━━ Working data

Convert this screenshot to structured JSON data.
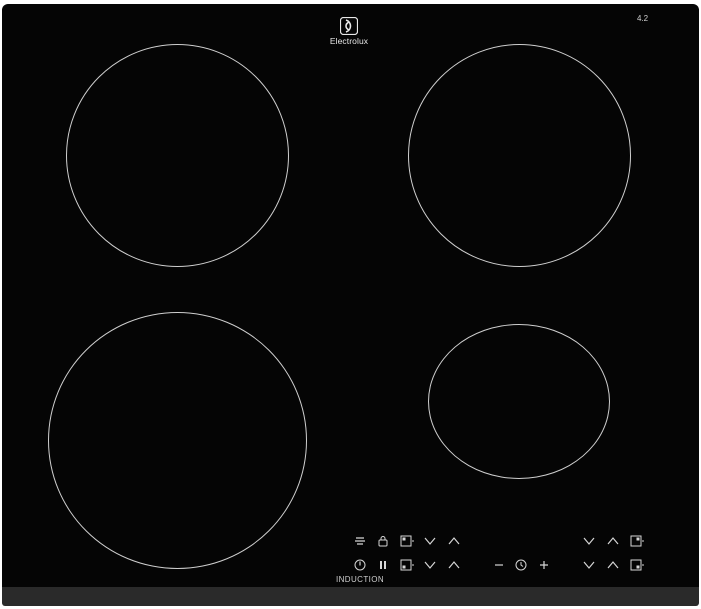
{
  "brand": {
    "name": "Electrolux",
    "logo_icon": "electrolux-logo"
  },
  "power_rating": "4.2",
  "label": "INDUCTION",
  "controls": {
    "row1": [
      {
        "name": "hob2hood-icon",
        "symbol": "hob-to-hood"
      },
      {
        "name": "lock-icon",
        "symbol": "lock"
      },
      {
        "name": "zone-select-rear-left-button",
        "symbol": "zone-rear-left"
      },
      {
        "name": "rear-left-decrease-button",
        "symbol": "chevron-down"
      },
      {
        "name": "rear-left-increase-button",
        "symbol": "chevron-up"
      },
      {
        "name": "rear-right-decrease-button",
        "symbol": "chevron-down"
      },
      {
        "name": "rear-right-increase-button",
        "symbol": "chevron-up"
      },
      {
        "name": "zone-select-rear-right-button",
        "symbol": "zone-rear-right"
      }
    ],
    "row2": [
      {
        "name": "power-button",
        "symbol": "power"
      },
      {
        "name": "pause-button",
        "symbol": "pause"
      },
      {
        "name": "zone-select-front-left-button",
        "symbol": "zone-front-left"
      },
      {
        "name": "front-left-decrease-button",
        "symbol": "chevron-down"
      },
      {
        "name": "front-left-increase-button",
        "symbol": "chevron-up"
      },
      {
        "name": "timer-minus-button",
        "symbol": "minus"
      },
      {
        "name": "timer-clock-icon",
        "symbol": "clock"
      },
      {
        "name": "timer-plus-button",
        "symbol": "plus"
      },
      {
        "name": "front-right-decrease-button",
        "symbol": "chevron-down"
      },
      {
        "name": "front-right-increase-button",
        "symbol": "chevron-up"
      },
      {
        "name": "zone-select-front-right-button",
        "symbol": "zone-front-right"
      }
    ]
  },
  "colors": {
    "glass": "#050505",
    "marking": "#d6d6d6",
    "frame": "#2a2a2a"
  }
}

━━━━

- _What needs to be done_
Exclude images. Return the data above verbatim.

- _Answer section_
Convert this screenshot to structured JSON data.
{
  "brand": {
    "name": "Electrolux",
    "logo_icon": "electrolux-logo"
  },
  "power_rating": "4.2",
  "label": "INDUCTION",
  "controls": {
    "row1": [
      {
        "name": "hob2hood-icon",
        "symbol": "hob-to-hood"
      },
      {
        "name": "lock-icon",
        "symbol": "lock"
      },
      {
        "name": "zone-select-rear-left-button",
        "symbol": "zone-rear-left"
      },
      {
        "name": "rear-left-decrease-button",
        "symbol": "chevron-down"
      },
      {
        "name": "rear-left-increase-button",
        "symbol": "chevron-up"
      },
      {
        "name": "rear-right-decrease-button",
        "symbol": "chevron-down"
      },
      {
        "name": "rear-right-increase-button",
        "symbol": "chevron-up"
      },
      {
        "name": "zone-select-rear-right-button",
        "symbol": "zone-rear-right"
      }
    ],
    "row2": [
      {
        "name": "power-button",
        "symbol": "power"
      },
      {
        "name": "pause-button",
        "symbol": "pause"
      },
      {
        "name": "zone-select-front-left-button",
        "symbol": "zone-front-left"
      },
      {
        "name": "front-left-decrease-button",
        "symbol": "chevron-down"
      },
      {
        "name": "front-left-increase-button",
        "symbol": "chevron-up"
      },
      {
        "name": "timer-minus-button",
        "symbol": "minus"
      },
      {
        "name": "timer-clock-icon",
        "symbol": "clock"
      },
      {
        "name": "timer-plus-button",
        "symbol": "plus"
      },
      {
        "name": "front-right-decrease-button",
        "symbol": "chevron-down"
      },
      {
        "name": "front-right-increase-button",
        "symbol": "chevron-up"
      },
      {
        "name": "zone-select-front-right-button",
        "symbol": "zone-front-right"
      }
    ]
  },
  "colors": {
    "glass": "#050505",
    "marking": "#d6d6d6",
    "frame": "#2a2a2a"
  }
}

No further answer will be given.